The concept of a dual-boot phone isn't a new one there have been several OEMs reportedly sniffing around the idea, and similar riffs like "Ubuntu for Android" have already gone public but it really looks like Huawei is finally going to deliver a handset that offers both Windows Phone and Android.
According to an interview that Huawei chief marketing officer Shao Yang gave to Trusted Reviews, the company still views Windows Phone as a lower priority than Android but plans to include it in a dual-OS phone that will go on sale in the U.S. sometime in the second quarter of this year.
+ALSO ON NETWORK WORLD: Techies see future where Web flows like electricity | IBM's push for MDM market share swings into high gear +
"If it is Windows only, maybe people will not find it as easy a decision to buy the phone," Shao told TR.
Superficially, Huawei's plans look like they will benefit Windows Phone far more than Android Windows Phone could find its way to a much bigger audience, while Android gets saddled with an unpopular partner. I personally know at least two people that use Windows Phones (yes, I know, two more than most people) and they've had nothing but good things to say about the software.
Obviously, that's purely anecdotal, and I don't want to oversell it as evidence, but it does indicate to me that at least two mostly rational human beings find it not only functional, but pleasant to use.
That said, it's difficult to see any dual-boot device capturing significant quantities of either hearts or minds. Who, realistically, is going to need two distinct operating systems on a single phone? Sure, there are MDM implications, as you could potentially do all your work on one OS and use the other for personal stuff, but it still seems like a terribly inelegant solution.
Still, "because we can" has traditionally been excuse enough to build all manner of strange Android-related objects (looking at you, here, Samsung), so it's plenty believable that Huawei is serious about its plans. I'll be interested to see what the eventual product looks like.
(H/T: Android Police)
It sure looks like Google made a bit of a blunder this week when it released a new version of the YouTube app for Android. The new app, version 5.5.26, features an icon with a bone in it and a "dogfood" section in the settings menu. (It even shows up as "5.5.26-DOGFOOD" in the version label.)
So why is that a blunder? Well, if you were unaware, "dogfooding" is the practice of testing new versions of software internally, as in "eating your own dogfood." Which strongly implies that someone released this version of YouTube accidentally, unless Google's going for a mysterious new doggie motif in the app.
(H/T: Droid Life)
Speaking of funny, it seems like the upcoming new HTC One is getting leaked in just about every possible way.
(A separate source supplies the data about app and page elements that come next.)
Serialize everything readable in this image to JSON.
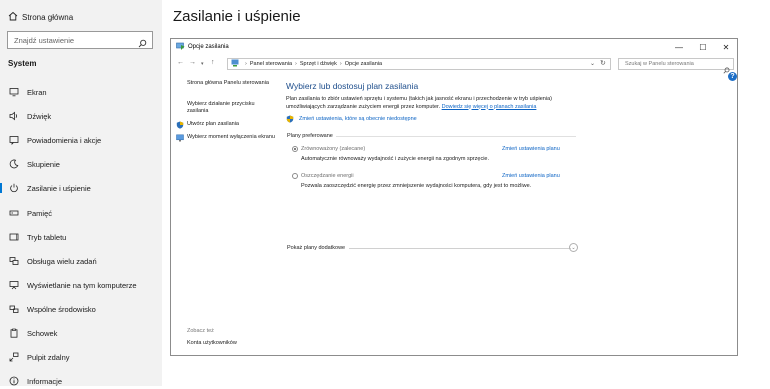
{
  "settings": {
    "home_label": "Strona główna",
    "search_placeholder": "Znajdź ustawienie",
    "section_label": "System",
    "page_title": "Zasilanie i uśpienie",
    "nav_items": [
      {
        "label": "Ekran",
        "icon": "monitor-icon"
      },
      {
        "label": "Dźwięk",
        "icon": "speaker-icon"
      },
      {
        "label": "Powiadomienia i akcje",
        "icon": "notification-icon"
      },
      {
        "label": "Skupienie",
        "icon": "moon-icon"
      },
      {
        "label": "Zasilanie i uśpienie",
        "icon": "power-icon",
        "active": true
      },
      {
        "label": "Pamięć",
        "icon": "storage-icon"
      },
      {
        "label": "Tryb tabletu",
        "icon": "tablet-icon"
      },
      {
        "label": "Obsługa wielu zadań",
        "icon": "multitask-icon"
      },
      {
        "label": "Wyświetlanie na tym komputerze",
        "icon": "project-icon"
      },
      {
        "label": "Wspólne środowisko",
        "icon": "shared-icon"
      },
      {
        "label": "Schowek",
        "icon": "clipboard-icon"
      },
      {
        "label": "Pulpit zdalny",
        "icon": "remote-desktop-icon"
      },
      {
        "label": "Informacje",
        "icon": "info-icon"
      }
    ]
  },
  "window": {
    "title": "Opcje zasilania",
    "breadcrumb": [
      "Panel sterowania",
      "Sprzęt i dźwięk",
      "Opcje zasilania"
    ],
    "search_placeholder": "Szukaj w Panelu sterowania",
    "left_links": [
      {
        "label": "Strona główna Panelu sterowania"
      },
      {
        "label": "Wybierz działanie przycisku zasilania"
      },
      {
        "label": "Utwórz plan zasilania",
        "icon": "power-plan-icon"
      },
      {
        "label": "Wybierz moment wyłączenia ekranu",
        "icon": "display-timer-icon"
      }
    ],
    "see_also": "Zobacz też",
    "see_also_link": "Konta użytkowników",
    "heading": "Wybierz lub dostosuj plan zasilania",
    "description": "Plan zasilania to zbiór ustawień sprzętu i systemu (takich jak jasność ekranu i przechodzenie w tryb uśpienia) umożliwiających zarządzanie zużyciem energii przez komputer.",
    "description_link": "Dowiedz się więcej o planach zasilania",
    "change_link": "Zmień ustawienia, które są obecnie niedostępne",
    "group_label": "Plany preferowane",
    "plans": [
      {
        "name": "Zrównoważony (zalecane)",
        "change": "Zmień ustawienia planu",
        "desc": "Automatycznie równoważy wydajność i zużycie energii na zgodnym sprzęcie.",
        "selected": true
      },
      {
        "name": "Oszczędzanie energii",
        "change": "Zmień ustawienia planu",
        "desc": "Pozwala zaoszczędzić energię przez zmniejszenie wydajności komputera, gdy jest to możliwe.",
        "selected": false
      }
    ],
    "more_plans": "Pokaż plany dodatkowe"
  },
  "colors": {
    "accent": "#0078d4",
    "link": "#0b63c4",
    "heading": "#1e4e8c"
  }
}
There have been several videos, reviews posted, leaked marketing materials from Australia, and now someone's actually sold one of the things on eBay, according to GSMArena. The details are, by now, familiar 5-inch 1080p screen, Snapdragon 801, dual cameras, etc. etc.
Oh, and this happened just a day after someone else sold a dummy unit on the auction site, as well. Leak leak leak leak leak. It's kind of ridiculous at this point. GSMArena has a point when it questions whether there's much left to announce at the March 25 launch event.
Apple stores are, of course, well-known. Microsoft has retail storefronts. So why not Google? The Goog is apparently wondering the same thing, if a rumor published in Crain's New York is to be believed. Google is supposedly close to leasing a storefront in Manhattan's SoHo district a block away from an Apple store.
An analysis from Android Authority, written in response to a different round of speculation that took place earlier this year, concluded that there weren't many good reasons for Google to open its own brick-and-mortar store, but the rumors don't appear to have quieted down since then.
Email Jon Gold at email@example.com and follow him on Twitter at @NWWJonGold.
Read more about anti-malware in Network World's Anti-malware section.
Join the CIO Australia group on LinkedIn. The group is open to CIOs, IT Directors, COOs, CTOs and senior IT managers.